Sonny Somelofski turns from guide to boat builder


By Joe Moskowitz
Charles “Sonny” Somelofski is known by many locals as a hunting and fishing guide and the man, who along with his wife, Katherine, ran the Tremperskill Store, the place to get bait, gas, and more on county Route 1 in Andes. They sold the store and Sonny has decided to return to his Long Island roots, sort of. He is now in the boat building business.

He does his work in a garage on Main Street in Margaretville. It is a slow process. But it gets faster with each boat. He says it took him 11 months to build the first one. That included time off to winter in Florida and a steep learning curve. He says when he told his mother he was going to start building boats she said, “but you failed shop class.” Sonny says that’s not true, but he had to learn quite a bit about woodworking and boat building.

He uses as much local wood as he can, birch, cherry, spalted maple, larch. He says he does have to use western cedar, which doesn’t grow around here, but he says at least he buys it locally. He gets it from Gary Mead who has a woodworking business in Margaretville.

Lots of input
Sonny says he gets visitors popping in who offer suggestions. One of them was Michael Kudish. Mike now lives in Arkville but he taught Somelofski when Sonny was a student at Paul Smith’s College. When he told his former professor that he was building Adirondack boats, Kudish said they don’t build them in the Catskills. Somelofski said, “They do now.”

Before long Sonny will take a break and head to Maine. He attends what amounts to a men’s summer camp for boat builders. It will take years to complete his group’s project. But there is no hurry.
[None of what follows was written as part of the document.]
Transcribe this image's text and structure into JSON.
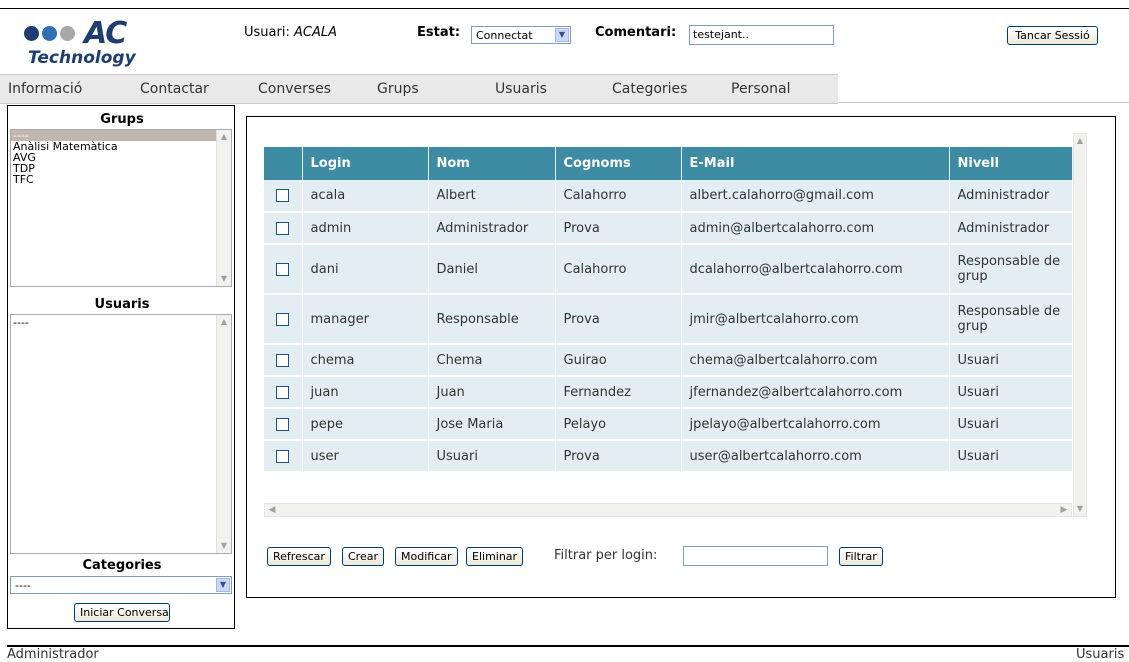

When he gets back, he says he will have to get a trailer. The boats are surprisingly light. They are about 17-feet long, but only weigh about 120 pounds. But they still have to be taken to the water.
He won’t launch them in the reservoir. He says they would be the first ones to be stolen and steam cleaning, which is a Department of Environmental Protection requirement, wouldn’t be good for the wood.

Meanwhile, he says if anyone wants to watch or has any helpful hints, they are welcome to drop in. He is in no hurry.